- _EXERCISE_:
Identify, in the records below, every line where the string "votes" appears, and copy each such line.

══ SUPPLIED MATERIAL ══

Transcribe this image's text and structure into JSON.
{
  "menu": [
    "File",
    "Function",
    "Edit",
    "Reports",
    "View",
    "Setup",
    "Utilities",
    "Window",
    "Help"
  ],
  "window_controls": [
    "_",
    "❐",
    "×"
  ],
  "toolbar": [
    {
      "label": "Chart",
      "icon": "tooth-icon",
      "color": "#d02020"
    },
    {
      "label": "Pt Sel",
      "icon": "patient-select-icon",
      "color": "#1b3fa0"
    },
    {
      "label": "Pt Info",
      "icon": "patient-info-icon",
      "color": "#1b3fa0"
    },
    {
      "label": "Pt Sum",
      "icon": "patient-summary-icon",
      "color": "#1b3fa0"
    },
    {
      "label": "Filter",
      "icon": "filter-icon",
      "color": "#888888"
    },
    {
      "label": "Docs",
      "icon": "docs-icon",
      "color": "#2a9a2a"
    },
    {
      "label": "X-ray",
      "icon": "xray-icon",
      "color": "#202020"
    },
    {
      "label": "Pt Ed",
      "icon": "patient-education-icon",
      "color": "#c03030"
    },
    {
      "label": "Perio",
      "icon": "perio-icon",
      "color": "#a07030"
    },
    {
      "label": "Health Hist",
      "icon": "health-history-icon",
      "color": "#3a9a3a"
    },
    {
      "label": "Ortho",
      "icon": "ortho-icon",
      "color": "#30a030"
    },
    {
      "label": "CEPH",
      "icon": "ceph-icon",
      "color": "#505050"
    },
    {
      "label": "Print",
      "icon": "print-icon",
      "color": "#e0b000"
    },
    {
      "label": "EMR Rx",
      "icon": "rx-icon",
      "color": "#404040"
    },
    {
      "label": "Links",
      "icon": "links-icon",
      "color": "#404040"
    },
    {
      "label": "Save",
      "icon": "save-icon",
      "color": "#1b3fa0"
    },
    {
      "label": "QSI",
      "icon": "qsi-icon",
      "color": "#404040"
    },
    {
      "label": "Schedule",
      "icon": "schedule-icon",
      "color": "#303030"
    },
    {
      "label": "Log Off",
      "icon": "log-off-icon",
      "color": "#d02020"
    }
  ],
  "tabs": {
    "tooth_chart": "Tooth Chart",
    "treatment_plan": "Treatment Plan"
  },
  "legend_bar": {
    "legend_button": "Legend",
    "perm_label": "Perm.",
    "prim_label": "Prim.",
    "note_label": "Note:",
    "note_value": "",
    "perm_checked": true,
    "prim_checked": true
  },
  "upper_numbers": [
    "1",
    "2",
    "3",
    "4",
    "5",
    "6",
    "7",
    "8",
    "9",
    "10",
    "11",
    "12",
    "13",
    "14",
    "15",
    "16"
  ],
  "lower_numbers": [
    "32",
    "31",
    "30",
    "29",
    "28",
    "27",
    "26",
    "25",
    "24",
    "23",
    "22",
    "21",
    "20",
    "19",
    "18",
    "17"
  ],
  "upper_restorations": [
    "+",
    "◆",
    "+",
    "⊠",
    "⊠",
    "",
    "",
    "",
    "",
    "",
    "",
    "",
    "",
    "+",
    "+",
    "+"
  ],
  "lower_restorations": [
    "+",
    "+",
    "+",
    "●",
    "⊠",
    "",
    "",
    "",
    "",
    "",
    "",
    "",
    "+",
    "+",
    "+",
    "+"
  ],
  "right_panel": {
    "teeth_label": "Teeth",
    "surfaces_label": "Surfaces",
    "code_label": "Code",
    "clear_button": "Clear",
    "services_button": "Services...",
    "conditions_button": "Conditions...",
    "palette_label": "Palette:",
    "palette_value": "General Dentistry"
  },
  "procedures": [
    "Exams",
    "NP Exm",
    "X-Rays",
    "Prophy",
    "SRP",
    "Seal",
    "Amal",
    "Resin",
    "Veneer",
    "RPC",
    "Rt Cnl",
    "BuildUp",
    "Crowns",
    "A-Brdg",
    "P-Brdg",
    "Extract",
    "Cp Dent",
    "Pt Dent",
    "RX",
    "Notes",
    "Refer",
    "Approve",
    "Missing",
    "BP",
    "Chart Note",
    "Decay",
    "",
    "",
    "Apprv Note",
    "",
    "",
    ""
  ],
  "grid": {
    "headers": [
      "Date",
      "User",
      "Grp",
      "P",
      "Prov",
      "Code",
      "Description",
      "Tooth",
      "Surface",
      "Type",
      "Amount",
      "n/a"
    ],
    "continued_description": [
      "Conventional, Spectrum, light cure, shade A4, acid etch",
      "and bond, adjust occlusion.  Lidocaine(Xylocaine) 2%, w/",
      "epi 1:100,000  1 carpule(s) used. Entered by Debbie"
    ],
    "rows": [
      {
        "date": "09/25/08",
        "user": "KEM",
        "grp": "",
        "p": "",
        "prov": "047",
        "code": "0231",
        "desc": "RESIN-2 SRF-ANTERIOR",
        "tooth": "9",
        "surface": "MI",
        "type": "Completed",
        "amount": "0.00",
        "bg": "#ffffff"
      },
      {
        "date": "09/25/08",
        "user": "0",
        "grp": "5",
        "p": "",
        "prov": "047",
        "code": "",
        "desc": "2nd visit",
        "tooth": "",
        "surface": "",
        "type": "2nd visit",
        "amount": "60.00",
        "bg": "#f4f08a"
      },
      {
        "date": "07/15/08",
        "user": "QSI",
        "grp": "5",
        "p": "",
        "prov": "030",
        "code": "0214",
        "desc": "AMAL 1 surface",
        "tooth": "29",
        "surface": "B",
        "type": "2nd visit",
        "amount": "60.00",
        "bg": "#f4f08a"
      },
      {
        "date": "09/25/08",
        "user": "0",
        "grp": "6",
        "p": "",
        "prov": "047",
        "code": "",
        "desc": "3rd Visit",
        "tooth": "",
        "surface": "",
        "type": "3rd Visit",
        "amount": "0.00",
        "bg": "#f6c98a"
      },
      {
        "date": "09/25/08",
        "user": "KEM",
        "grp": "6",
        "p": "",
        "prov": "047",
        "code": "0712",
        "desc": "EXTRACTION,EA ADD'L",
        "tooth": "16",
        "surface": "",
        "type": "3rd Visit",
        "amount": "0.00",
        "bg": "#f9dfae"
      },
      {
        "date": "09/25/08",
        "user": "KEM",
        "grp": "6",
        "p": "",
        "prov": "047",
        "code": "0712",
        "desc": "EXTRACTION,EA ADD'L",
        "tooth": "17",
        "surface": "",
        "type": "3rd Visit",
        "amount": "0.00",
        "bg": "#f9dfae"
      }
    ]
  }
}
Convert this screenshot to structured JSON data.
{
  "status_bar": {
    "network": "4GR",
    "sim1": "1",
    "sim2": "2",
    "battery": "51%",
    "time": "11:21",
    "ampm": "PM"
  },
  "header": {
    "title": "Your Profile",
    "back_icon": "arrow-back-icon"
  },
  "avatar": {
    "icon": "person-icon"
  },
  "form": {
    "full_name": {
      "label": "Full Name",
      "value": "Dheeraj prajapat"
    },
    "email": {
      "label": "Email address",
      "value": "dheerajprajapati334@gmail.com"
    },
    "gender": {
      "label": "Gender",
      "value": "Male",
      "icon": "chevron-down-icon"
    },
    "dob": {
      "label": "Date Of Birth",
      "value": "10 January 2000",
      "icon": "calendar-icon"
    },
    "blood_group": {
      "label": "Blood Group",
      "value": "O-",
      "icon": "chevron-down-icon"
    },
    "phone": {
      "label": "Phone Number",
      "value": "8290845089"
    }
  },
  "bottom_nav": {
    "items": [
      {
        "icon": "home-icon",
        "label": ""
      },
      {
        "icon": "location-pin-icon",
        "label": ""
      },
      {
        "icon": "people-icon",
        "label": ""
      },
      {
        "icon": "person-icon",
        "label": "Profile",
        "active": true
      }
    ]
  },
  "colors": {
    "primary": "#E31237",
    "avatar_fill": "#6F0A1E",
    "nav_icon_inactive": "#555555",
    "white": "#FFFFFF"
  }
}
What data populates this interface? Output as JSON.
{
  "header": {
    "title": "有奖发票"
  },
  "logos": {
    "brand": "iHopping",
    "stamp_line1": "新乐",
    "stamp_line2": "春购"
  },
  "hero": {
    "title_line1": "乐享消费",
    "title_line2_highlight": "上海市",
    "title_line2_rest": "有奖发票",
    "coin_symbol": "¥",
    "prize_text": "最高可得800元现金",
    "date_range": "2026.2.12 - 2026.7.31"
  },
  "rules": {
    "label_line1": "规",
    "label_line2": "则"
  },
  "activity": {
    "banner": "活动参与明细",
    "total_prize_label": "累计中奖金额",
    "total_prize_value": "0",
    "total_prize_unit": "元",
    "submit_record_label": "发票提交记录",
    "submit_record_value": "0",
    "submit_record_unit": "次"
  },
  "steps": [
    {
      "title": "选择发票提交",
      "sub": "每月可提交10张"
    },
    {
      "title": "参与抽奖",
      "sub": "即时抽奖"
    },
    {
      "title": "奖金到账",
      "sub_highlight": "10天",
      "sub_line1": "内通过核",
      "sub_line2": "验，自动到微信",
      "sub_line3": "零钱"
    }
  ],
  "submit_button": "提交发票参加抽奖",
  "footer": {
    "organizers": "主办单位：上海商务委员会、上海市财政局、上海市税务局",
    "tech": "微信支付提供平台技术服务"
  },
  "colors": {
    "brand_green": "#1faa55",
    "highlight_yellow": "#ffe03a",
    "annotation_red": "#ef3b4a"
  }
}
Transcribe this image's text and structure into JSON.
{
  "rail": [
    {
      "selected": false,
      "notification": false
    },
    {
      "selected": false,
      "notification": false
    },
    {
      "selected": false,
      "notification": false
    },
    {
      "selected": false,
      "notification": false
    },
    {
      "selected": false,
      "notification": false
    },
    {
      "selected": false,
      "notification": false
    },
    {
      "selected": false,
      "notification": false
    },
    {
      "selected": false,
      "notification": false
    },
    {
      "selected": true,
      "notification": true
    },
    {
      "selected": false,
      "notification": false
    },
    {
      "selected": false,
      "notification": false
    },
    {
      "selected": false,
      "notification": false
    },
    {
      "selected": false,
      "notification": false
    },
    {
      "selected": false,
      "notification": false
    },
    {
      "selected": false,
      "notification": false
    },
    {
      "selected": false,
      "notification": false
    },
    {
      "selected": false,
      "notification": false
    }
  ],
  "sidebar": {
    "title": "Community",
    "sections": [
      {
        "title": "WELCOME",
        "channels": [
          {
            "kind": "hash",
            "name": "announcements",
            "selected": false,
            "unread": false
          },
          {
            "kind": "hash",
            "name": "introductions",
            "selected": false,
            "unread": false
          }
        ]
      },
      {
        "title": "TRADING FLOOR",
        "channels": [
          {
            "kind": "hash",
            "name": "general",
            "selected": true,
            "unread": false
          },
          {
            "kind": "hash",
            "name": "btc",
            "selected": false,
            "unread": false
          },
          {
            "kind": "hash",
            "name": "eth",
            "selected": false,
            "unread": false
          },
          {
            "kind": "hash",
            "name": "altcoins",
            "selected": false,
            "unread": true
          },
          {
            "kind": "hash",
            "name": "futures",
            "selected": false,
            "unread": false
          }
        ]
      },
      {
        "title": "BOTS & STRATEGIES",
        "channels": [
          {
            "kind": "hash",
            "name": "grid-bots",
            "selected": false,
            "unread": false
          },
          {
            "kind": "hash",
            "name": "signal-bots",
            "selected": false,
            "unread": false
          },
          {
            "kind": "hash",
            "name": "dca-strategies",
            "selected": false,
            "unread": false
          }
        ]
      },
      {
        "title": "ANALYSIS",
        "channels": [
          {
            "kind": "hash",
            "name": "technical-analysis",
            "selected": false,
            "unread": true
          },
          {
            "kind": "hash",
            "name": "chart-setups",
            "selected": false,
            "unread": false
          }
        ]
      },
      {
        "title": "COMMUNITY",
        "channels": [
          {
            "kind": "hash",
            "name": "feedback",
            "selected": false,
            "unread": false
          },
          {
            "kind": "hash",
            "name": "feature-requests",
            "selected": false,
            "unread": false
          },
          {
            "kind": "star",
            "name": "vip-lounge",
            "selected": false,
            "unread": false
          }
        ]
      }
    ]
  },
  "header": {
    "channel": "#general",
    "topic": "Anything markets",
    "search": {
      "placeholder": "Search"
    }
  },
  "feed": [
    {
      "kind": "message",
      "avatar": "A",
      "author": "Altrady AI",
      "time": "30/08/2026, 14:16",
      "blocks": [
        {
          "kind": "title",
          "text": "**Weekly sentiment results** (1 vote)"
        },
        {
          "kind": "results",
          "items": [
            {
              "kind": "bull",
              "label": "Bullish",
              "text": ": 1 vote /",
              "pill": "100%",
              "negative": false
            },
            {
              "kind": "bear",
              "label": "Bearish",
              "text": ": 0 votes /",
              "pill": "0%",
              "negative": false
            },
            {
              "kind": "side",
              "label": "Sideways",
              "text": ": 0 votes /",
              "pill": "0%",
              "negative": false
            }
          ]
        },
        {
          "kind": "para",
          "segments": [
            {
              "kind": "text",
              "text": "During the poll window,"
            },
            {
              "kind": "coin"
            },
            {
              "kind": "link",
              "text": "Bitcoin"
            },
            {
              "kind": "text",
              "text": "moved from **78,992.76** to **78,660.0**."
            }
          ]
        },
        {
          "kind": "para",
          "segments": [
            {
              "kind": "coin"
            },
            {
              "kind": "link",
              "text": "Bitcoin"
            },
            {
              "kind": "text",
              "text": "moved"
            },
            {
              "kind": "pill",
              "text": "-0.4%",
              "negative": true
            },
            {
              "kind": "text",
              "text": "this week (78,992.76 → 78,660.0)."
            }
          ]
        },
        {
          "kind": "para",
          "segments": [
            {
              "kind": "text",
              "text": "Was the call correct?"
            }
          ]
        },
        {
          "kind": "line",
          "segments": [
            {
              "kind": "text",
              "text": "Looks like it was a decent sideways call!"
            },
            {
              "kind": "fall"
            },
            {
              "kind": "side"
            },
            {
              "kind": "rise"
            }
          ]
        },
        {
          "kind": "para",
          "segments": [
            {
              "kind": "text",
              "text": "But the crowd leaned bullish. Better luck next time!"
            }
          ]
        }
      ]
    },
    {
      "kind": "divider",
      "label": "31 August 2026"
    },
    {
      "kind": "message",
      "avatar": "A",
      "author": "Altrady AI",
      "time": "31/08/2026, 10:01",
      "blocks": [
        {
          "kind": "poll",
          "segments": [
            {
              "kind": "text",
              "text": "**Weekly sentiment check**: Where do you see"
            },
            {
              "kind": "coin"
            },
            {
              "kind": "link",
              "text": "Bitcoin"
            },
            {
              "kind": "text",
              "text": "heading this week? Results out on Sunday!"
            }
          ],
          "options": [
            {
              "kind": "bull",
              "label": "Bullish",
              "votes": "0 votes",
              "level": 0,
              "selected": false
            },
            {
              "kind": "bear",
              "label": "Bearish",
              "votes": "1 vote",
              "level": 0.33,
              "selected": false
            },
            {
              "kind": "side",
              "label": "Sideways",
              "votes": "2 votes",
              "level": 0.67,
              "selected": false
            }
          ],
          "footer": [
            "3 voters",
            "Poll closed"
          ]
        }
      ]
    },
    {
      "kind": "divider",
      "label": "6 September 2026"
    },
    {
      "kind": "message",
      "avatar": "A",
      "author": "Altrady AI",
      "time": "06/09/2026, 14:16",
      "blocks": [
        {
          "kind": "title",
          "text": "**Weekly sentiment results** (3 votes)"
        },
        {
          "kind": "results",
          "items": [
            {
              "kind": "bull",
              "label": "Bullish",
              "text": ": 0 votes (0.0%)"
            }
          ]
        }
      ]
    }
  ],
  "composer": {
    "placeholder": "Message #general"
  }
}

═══

- _REPLY_:
              "text": ": 0 votes /",
              "text": ": 0 votes /",
              "votes": "0 votes",
              "votes": "1 vote",
              "votes": "2 votes",
          "text": "**Weekly sentiment results** (3 votes)"
              "text": ": 0 votes (0.0%)"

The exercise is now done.